Duty of Care
As is investigated in articles elsewhere on this site, the concept of a duty of care, and any breach thereof, is central to compensation law in the UK. It is legally accepted that there is a general duty of care amongst individuals, and also between individuals and organisations.
For a compensation claim to be successful it must be proved, amongst other things, that this duty of care was breached by the individual or organisation against whom the claim is being made.
Background to the CaseAn interesting test case regarding the duty of care owed to customers and the public was heard in the High Court earlier this year. It concerned Graham Calvert, a compulsive gambler who eventually ran up debts totalling over £2 million. The case revolved around Mr Calvert's request to William Hill, with whom he placed the bulk of his bets, to carry out 'self-exclusion'.
This means that, at the gambler's request, the bookmaker closes the individual's account, normally for a period of six months, and bans them from placing any bets for the same period. The purpose of this facility is to offer addicts a way to ease their problem once they have recognised that it is, in fact, a problem.
Mr Calvert sued William Hill because, two months after he excluded himself, he was able to open a new account in his own name, and continue gambling. He claimed that the bookmaker had breached the duty of care owed to him when they allowed him to return to gambling.
Tiered Duty of CareThe judge eventually dismissed Mr Calvert's claim. There are a number of reasons for this, and they provide an interesting explanation of the concept of the duty of care. In the first instance, the case illustrated the gradations of this duty. The judge felt that there was a two-tier duty in the case of bookmakers; he ruled that there was a lesser duty owed to cash customers than there was to credit customers.
In the latter case, the bookmaker owes a similar duty of care to that of a bank, as the commitment of the customer is more significant. This worked against Mr Calvert because, after excluding himself as a credit customer, he subsequently placed significant bets in cash.
In order for a negligence claim to be successful, it must also be proved that the losses suffered by the individual bringing the case were incurred as a direct result of the breach of duty. This also proved problematic for My Calvert. As was pointed out by commentators at the time, although he had chosen to exclude himself from William Hill, there was nothing to prevent him gambling at other bookmakers; indeed, he did place bets elsewhere.
As such, it was argued that the losses suffered cannot be said to have been a direct result of William Hill's breach of duty, even if such a breach had occurred.

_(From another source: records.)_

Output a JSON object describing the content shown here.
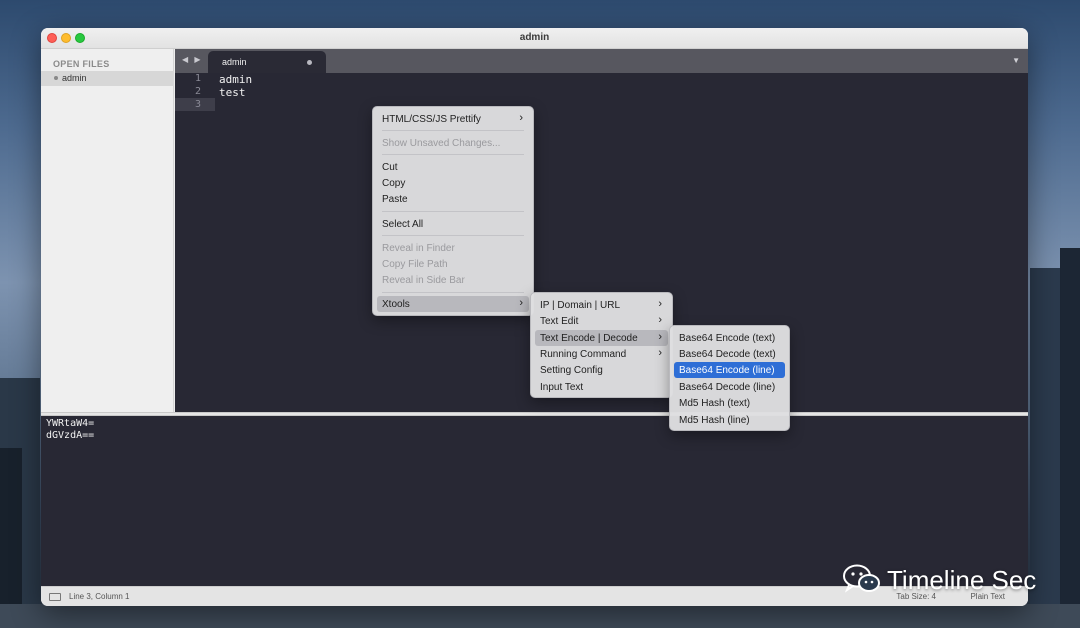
{
  "window": {
    "title": "admin"
  },
  "sidebar": {
    "header": "OPEN FILES",
    "files": [
      {
        "label": "admin"
      }
    ]
  },
  "tabbar": {
    "nav_arrows": "◀ ▶",
    "active_tab": "admin",
    "menu_glyph": "▼"
  },
  "editor": {
    "lines": [
      {
        "num": "1",
        "text": "admin"
      },
      {
        "num": "2",
        "text": "test"
      },
      {
        "num": "3",
        "text": ""
      }
    ]
  },
  "output": {
    "lines": [
      "YWRtaW4=",
      "dGVzdA=="
    ]
  },
  "statusbar": {
    "position": "Line 3, Column 1",
    "tab_size": "Tab Size: 4",
    "syntax": "Plain Text"
  },
  "context_menu": {
    "items": [
      {
        "label": "HTML/CSS/JS Prettify",
        "submenu": true
      },
      {
        "label": "Show Unsaved Changes...",
        "disabled": true
      },
      {
        "label": "Cut"
      },
      {
        "label": "Copy"
      },
      {
        "label": "Paste"
      },
      {
        "label": "Select All"
      },
      {
        "label": "Reveal in Finder",
        "disabled": true
      },
      {
        "label": "Copy File Path",
        "disabled": true
      },
      {
        "label": "Reveal in Side Bar",
        "disabled": true
      },
      {
        "label": "Xtools",
        "submenu": true
      }
    ]
  },
  "xtools_menu": {
    "items": [
      {
        "label": "IP | Domain | URL",
        "submenu": true
      },
      {
        "label": "Text Edit",
        "submenu": true
      },
      {
        "label": "Text Encode | Decode",
        "submenu": true
      },
      {
        "label": "Running Command",
        "submenu": true
      },
      {
        "label": "Setting Config"
      },
      {
        "label": "Input Text"
      }
    ]
  },
  "encode_menu": {
    "items": [
      {
        "label": "Base64 Encode (text)"
      },
      {
        "label": "Base64 Decode (text)"
      },
      {
        "label": "Base64 Encode (line)"
      },
      {
        "label": "Base64 Decode (line)"
      },
      {
        "label": "Md5 Hash (text)"
      },
      {
        "label": "Md5 Hash (line)"
      }
    ]
  },
  "submenu_arrow": "›",
  "watermark": {
    "text": "Timeline Sec",
    "icon": "wechat-icon"
  },
  "colors": {
    "selection": "#2e6ed6",
    "editor_bg": "#282834"
  }
}
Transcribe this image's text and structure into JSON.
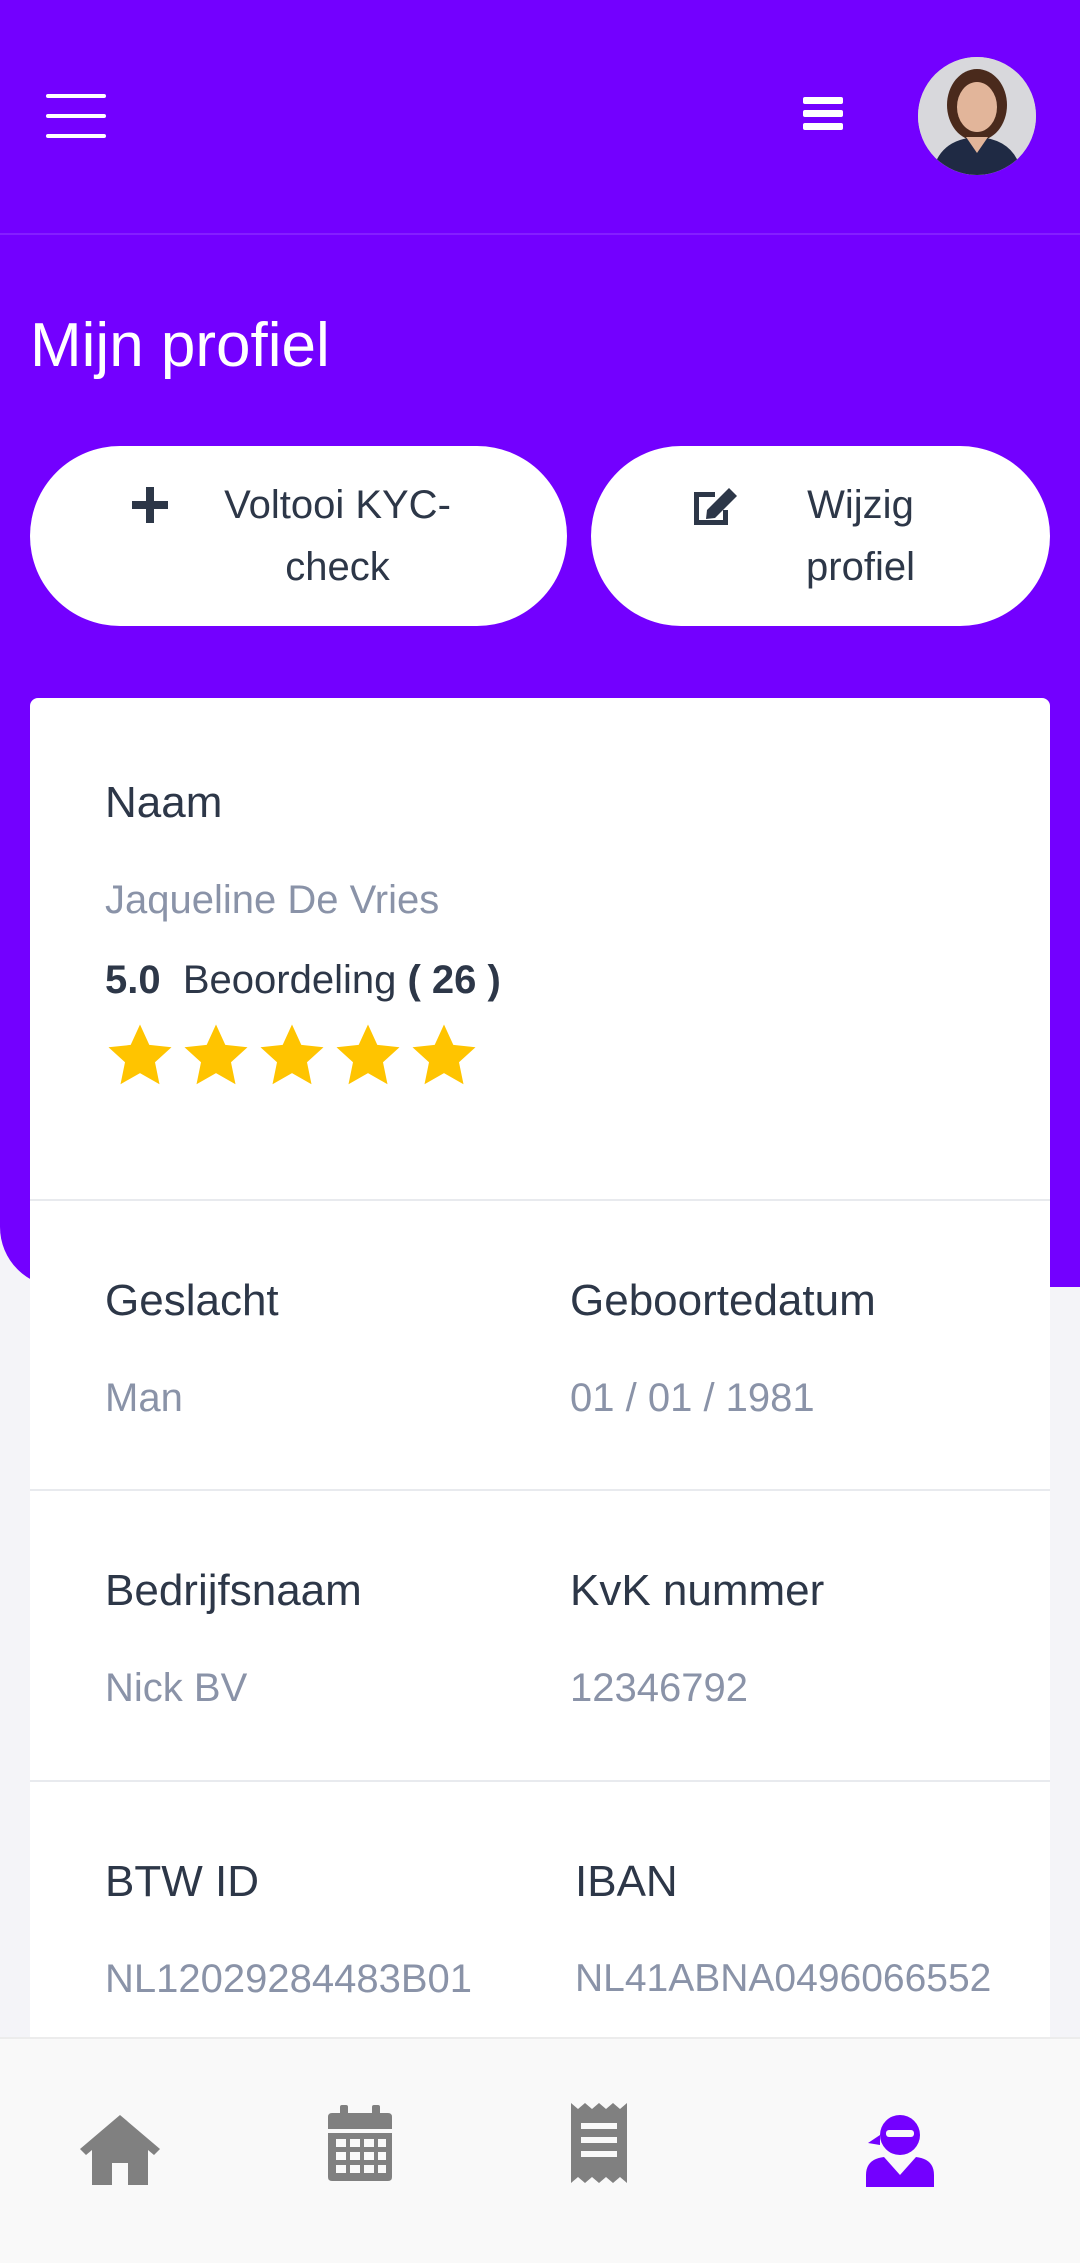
{
  "header": {
    "menu_icon": "hamburger-menu-icon",
    "list_icon": "list-icon",
    "avatar_alt": "profile-avatar"
  },
  "page": {
    "title": "Mijn profiel"
  },
  "actions": {
    "kyc_label": "Voltooi KYC-check",
    "kyc_icon": "plus-icon",
    "edit_label": "Wijzig profiel",
    "edit_icon": "edit-icon"
  },
  "profile": {
    "name_label": "Naam",
    "name_value": "Jaqueline De Vries",
    "rating_score": "5.0",
    "rating_label": "Beoordeling",
    "rating_count": "( 26 )",
    "stars": 5,
    "gender_label": "Geslacht",
    "gender_value": "Man",
    "birthdate_label": "Geboortedatum",
    "birthdate_value": "01 / 01 / 1981",
    "company_label": "Bedrijfsnaam",
    "company_value": "Nick BV",
    "kvk_label": "KvK nummer",
    "kvk_value": "12346792",
    "vat_label": "BTW ID",
    "vat_value": "NL12029284483B01",
    "iban_label": "IBAN",
    "iban_value": "NL41ABNA0496066552"
  },
  "bottom_nav": {
    "items": [
      "home-icon",
      "calendar-icon",
      "receipt-icon",
      "user-ninja-icon"
    ],
    "active_index": 3
  },
  "colors": {
    "primary": "#7300ff",
    "star": "#ffc400",
    "nav_inactive": "#808080"
  }
}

This case illustrated the complexities of the legal arguments surrounding duty of care and its relation to negligence and compensation claims. Although Mr Calvert's case failed, it is likely to prompt a rethink of both gambling legislation and bookmakers' internal policy. More generally, it is likely to become a benchmark case for other breach of duty claims.